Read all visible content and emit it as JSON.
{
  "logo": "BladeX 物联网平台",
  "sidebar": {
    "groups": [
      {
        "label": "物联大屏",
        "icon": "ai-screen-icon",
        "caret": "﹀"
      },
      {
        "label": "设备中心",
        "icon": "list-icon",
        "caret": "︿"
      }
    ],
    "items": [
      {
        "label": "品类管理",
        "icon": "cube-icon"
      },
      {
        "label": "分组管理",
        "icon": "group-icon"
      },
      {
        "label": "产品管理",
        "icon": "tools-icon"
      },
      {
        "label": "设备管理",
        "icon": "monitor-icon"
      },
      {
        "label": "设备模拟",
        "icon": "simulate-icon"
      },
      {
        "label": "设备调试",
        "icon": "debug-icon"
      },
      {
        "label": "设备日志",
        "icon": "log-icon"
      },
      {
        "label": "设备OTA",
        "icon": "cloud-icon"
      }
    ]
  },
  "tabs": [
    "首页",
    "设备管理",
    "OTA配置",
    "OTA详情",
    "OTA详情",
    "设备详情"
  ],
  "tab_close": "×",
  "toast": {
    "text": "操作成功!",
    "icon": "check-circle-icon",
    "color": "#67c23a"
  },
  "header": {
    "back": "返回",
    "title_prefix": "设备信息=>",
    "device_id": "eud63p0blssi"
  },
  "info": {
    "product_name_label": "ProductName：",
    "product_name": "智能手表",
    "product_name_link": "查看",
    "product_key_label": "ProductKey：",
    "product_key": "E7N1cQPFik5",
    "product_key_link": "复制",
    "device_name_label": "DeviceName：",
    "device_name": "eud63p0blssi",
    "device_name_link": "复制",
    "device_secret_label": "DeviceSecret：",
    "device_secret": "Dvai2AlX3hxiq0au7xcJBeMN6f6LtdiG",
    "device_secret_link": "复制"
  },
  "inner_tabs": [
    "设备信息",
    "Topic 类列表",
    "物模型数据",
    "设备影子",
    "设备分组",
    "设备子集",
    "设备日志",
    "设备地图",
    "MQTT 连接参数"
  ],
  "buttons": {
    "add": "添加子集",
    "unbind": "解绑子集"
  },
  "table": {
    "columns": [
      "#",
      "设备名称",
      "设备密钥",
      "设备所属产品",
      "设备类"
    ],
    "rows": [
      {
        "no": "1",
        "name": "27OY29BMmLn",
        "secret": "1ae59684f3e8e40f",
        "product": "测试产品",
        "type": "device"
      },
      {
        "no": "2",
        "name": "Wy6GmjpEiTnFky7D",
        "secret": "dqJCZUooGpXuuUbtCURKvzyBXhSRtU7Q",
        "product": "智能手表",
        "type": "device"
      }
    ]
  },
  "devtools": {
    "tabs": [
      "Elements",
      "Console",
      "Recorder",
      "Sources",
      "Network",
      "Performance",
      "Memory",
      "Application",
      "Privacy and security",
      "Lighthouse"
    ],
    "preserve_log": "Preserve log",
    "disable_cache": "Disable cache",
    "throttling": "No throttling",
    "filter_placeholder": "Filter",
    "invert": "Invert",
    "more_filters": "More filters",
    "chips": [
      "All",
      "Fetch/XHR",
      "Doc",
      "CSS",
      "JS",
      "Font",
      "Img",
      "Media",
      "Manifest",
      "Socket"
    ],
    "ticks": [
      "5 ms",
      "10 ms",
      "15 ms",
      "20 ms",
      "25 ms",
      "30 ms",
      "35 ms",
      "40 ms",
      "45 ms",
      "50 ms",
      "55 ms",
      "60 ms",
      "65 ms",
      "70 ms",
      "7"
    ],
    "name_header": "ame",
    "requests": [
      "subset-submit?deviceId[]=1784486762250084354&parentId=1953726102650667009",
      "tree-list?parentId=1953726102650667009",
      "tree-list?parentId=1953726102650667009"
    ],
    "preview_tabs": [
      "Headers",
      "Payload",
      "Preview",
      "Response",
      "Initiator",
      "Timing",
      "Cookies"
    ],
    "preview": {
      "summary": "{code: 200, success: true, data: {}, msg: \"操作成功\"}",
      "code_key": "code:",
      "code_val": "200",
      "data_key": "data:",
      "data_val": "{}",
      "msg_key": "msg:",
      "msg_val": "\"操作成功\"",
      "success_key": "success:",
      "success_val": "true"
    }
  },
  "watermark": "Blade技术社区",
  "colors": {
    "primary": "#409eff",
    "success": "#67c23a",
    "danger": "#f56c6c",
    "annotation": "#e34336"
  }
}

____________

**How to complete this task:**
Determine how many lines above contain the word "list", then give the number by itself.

**Answer below:**
3